Fast forward to May 2016; I was three months into my first long-term relationship. Ripcord provided the tracks that suddenly made so much more sense to a girl who was really falling in love. And for a short while, the sad tracks made sense too when things almost abruptly ended a few weeks later. But we came back from that, I found my strength, and I slowly transitioned more and more into a country lifestyle that I’d been drawn to in country music for so long. I also began to become more critical of what “was” and “wasn’t” true to the country culture. I started drifting in and out from country radio, further into the disillusionment of Music Row and deeper into the twangy vibes of the 80s and 90s. While Keith and his passion for traditional country had inspired me to discover it, I was also having to face the harsh reality that maybe Keith wasn’t as country as he’d once been. While I was getting more intensely drawn into it – he was drifting further away.
But for a fan, that doesn’t seem to matter. We eat up what we’re given, learn to take it with a grain of salt, and then wait for something new to come again.
Every two years I get a gift from Keith. And whether it’s just me or the basic evolution of human adults, every two years marks a new change in my life and my perspectives. So in a way, even though I’ve probably created this pattern out of my own imagination, it feels like Keith’s been on this crazy journey with me all along. He’s been the soundtrack to my time in Nashville – whether I was vacationing, going to school, finding a job, or moving to the outskirts, where the blacktop ends. (yes, this pun was intended)
About a month ago, Graffiti U came out. A day later, I had a meeting that I now know will drastically change the course of my life forever. There’s no way to know for sure, but the way things have been going, this might be putting me on my path. This time, this album could be the harbinger of something that really brings the pieces of me (the writer, the ‘country’ girl, the fan, the business woman) together.
So, fingers crossed.
So thanks for everything, Nashville. I love you. I will always love you – no matter how much you change or how many people (myself included) fight about what is or isn’t country, how skyscrapers are ruining our city, and how no one else should ever move here.

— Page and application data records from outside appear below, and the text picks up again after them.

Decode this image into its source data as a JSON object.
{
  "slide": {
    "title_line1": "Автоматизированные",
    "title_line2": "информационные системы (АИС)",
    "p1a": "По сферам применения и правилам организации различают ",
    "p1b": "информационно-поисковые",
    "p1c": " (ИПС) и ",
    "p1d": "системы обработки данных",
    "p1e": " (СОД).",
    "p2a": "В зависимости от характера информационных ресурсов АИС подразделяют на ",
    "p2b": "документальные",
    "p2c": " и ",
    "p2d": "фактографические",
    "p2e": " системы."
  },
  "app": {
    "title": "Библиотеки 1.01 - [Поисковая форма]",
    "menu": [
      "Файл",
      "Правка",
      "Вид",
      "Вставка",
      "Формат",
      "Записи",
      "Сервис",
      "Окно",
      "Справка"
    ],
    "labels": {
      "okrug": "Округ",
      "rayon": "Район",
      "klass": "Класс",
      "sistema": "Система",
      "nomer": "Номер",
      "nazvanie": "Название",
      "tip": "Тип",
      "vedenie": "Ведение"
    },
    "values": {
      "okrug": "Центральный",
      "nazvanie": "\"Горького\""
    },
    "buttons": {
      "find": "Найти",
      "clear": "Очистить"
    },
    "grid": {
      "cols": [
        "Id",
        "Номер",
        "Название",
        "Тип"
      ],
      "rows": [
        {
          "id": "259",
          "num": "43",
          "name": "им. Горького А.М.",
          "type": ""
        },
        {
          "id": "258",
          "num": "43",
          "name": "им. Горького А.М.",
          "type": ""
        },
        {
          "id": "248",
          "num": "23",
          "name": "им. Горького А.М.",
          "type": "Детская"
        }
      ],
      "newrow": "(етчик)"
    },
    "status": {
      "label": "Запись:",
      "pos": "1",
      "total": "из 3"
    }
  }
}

Thanks Carrie & Miranda & Rascal Flatts & Dierks. And thanks, Keith. If it hadn’t been for that first memorable year at CMA Fest….I wouldn’t be here. I wouldn’t even be close. It may not be looking like I thought it would, but it’s certainly working out for the best.